- Use active voice
- Employ short sentences and paragraphs
- Avoid big words
- Include subheadlines
- Utilize bullets
- Is scannable
Since web reading needs to be quick, bullets are a great option to present information in a scannable, efficient manner.
Ultimately, failure to bring your content “up to code” simply furthers you from success. Since you’re already investing in creating on-topic, non-salesy, compelling content to consistently draw your target audience, it behooves you to ensure that it’s easy to consume.
Make Sure Your Site Is Responsive
Now that your content is compliant, let’s review the technical aspects of your website. Since this is the ultimate resource for your potential clients to learn about you and your solutions, you need to ensure two critical pieces: speed and mobile-friendliness.
People simply have no patience to wait for content pages to load. If your servers are overburdened or your graphics are simply too heavy to appear quickly, make changes immediately or your bounce rate will suffer.
Making sure that your site works well on smartphones and tablets has made good sense for a few years now, ever since these devices started gaining in popularity. Now that Google has updated its algorithms to favor mobile-optimized sites for mobile searchers, you don’t have a choice. “Mobilegeddon,” as it was nicknamed, came as a result of changing user patterns. This year, according to industry projections, mobile smartphone users will surpass 1.9 billion, and 33% of consumers worldwide will use smartphones. Google is simply catering to their customers, just as you should be doing.
If you’re not certain whether your site is mobile-friendly, you can perform a free test on it right here. Go ahead. We’ll wait. If you failed, it’s time to take immediate action. First, go to Google’s mobile-friendly guide. Then, check out the Mobilegeddon checklist and get started executing improvements. What happens if you don’t? Since 50% of local searches are performed on mobile devices (or at least 30%, anyway), your desktop-only site is likely to suffer up to 90% bounce rates.
Adhere to Best Practices for Opt-Ins
Your database of customer emails is your lifeline since it allows you to consistently market to a self-selected receptive audience.

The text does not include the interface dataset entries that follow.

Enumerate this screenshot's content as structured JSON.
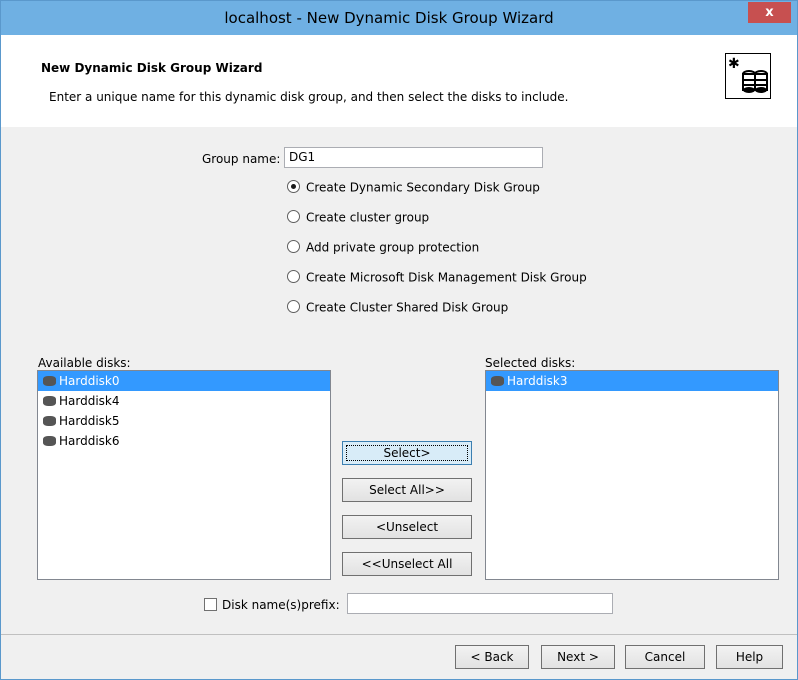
{
  "window": {
    "title": "localhost - New Dynamic Disk Group Wizard",
    "close_label": "x"
  },
  "header": {
    "title": "New Dynamic Disk Group Wizard",
    "description": "Enter a unique name for this dynamic disk group, and then select the disks to include.",
    "icon": "disk-group-icon"
  },
  "group": {
    "label": "Group name:",
    "value": "DG1"
  },
  "options": [
    {
      "label": "Create Dynamic Secondary Disk Group",
      "checked": true
    },
    {
      "label": "Create cluster group",
      "checked": false
    },
    {
      "label": "Add private group protection",
      "checked": false
    },
    {
      "label": "Create Microsoft Disk Management Disk Group",
      "checked": false
    },
    {
      "label": "Create Cluster Shared Disk Group",
      "checked": false
    }
  ],
  "available": {
    "label": "Available disks:",
    "items": [
      {
        "name": "Harddisk0",
        "selected": true
      },
      {
        "name": "Harddisk4",
        "selected": false
      },
      {
        "name": "Harddisk5",
        "selected": false
      },
      {
        "name": "Harddisk6",
        "selected": false
      }
    ]
  },
  "selected": {
    "label": "Selected disks:",
    "items": [
      {
        "name": "Harddisk3",
        "selected": true
      }
    ]
  },
  "actions": {
    "select": "Select>",
    "select_all": "Select All>>",
    "unselect": "<Unselect",
    "unselect_all": "<<Unselect All"
  },
  "prefix": {
    "label": "Disk name(s)prefix:",
    "checked": false,
    "value": ""
  },
  "footer": {
    "back": "< Back",
    "next": "Next >",
    "cancel": "Cancel",
    "help": "Help"
  },
  "colors": {
    "titlebar": "#6fb0e3",
    "selection": "#3399ff",
    "close": "#c75050"
  }
}
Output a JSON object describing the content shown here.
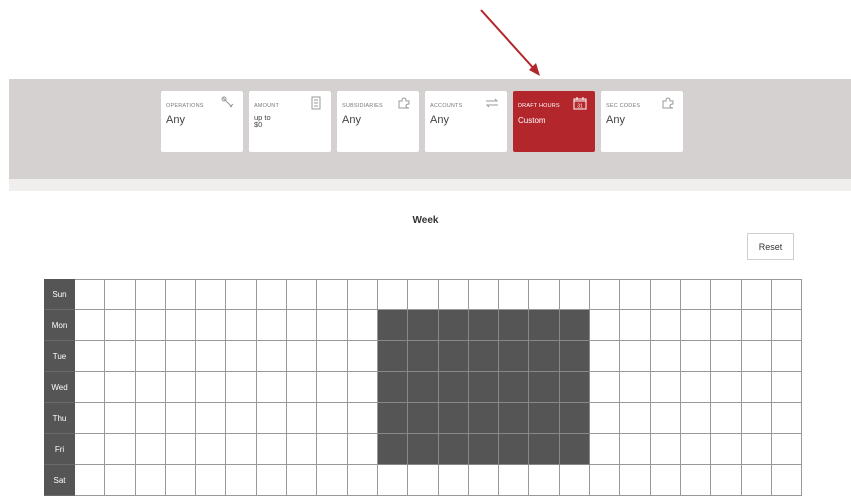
{
  "filters": [
    {
      "id": "operations",
      "label": "OPERATIONS",
      "value": "Any",
      "icon": "wrench-icon",
      "active": false
    },
    {
      "id": "amount",
      "label": "AMOUNT",
      "value": "up to\n$0",
      "icon": "building-icon",
      "active": false
    },
    {
      "id": "subsidiaries",
      "label": "SUBSIDIARIES",
      "value": "Any",
      "icon": "puzzle-icon",
      "active": false
    },
    {
      "id": "accounts",
      "label": "ACCOUNTS",
      "value": "Any",
      "icon": "transfer-arrows-icon",
      "active": false
    },
    {
      "id": "draft_hours",
      "label": "DRAFT HOURS",
      "value": "Custom",
      "icon": "calendar-icon",
      "active": true
    },
    {
      "id": "sec_codes",
      "label": "SEC CODES",
      "value": "Any",
      "icon": "puzzle-icon",
      "active": false
    }
  ],
  "schedule": {
    "title": "Week",
    "reset_label": "Reset",
    "days": [
      "Sun",
      "Mon",
      "Tue",
      "Wed",
      "Thu",
      "Fri",
      "Sat"
    ],
    "columns": 24,
    "selected": {
      "rows": [
        1,
        2,
        3,
        4,
        5
      ],
      "cols": [
        10,
        11,
        12,
        13,
        14,
        15,
        16
      ]
    }
  },
  "colors": {
    "accent": "#b3262b",
    "selected_cell": "#555555",
    "band": "#d6d1d1"
  }
}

Although it can be tempting to buy a list in order to instantly launch a large email marketing campaign, don’t. First of all, you likely can’t trust that the list is valid or current, and even if it does consist of voluntary opt-ins, the people on it surely didn’t opt in to hear specifically from you.

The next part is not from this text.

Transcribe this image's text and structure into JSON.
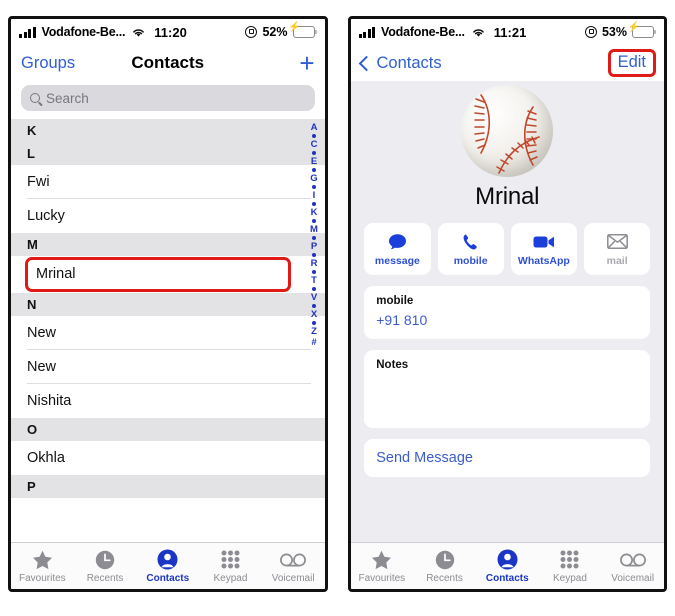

Secondly, do you really want to be viewed as a spammer? Reputation is everything – don’t ruin yours by making this mistake. The consequences of being flagged for spam are significant, and not just from a reputation management point of view. Anti-spam legislation is worldwide, and in the United States alone, the CAN-SPAM Act allows up to $11K in fines per email sent, in addition to possible prison time. Further, your email provider could penalize you for spamming by completely shutting down your ability to email.
Although building a legal opt-in subscriber list will take more time, it really is your only viable, scalable option. The best way to go about this is to offer free premium content in exchange for your prospects’ email addresses. In addition to ebooks, whitepapers and other downloadables, you’ll want to offer a subscribe form on all of your content – even your blog posts.
Stick to the Code
Just like house builders must comply with local regulations, codes and inspections, a digital presence that’s optimized for inbound marketing needs to adhere to best practices.
Before you can get your message in front of your targeted audience, take these measures to ensure that your content resonates, that your site is accessible to people with all devices, and that you avoid being blacklisted. It takes a little longer, but it’s worth the effort.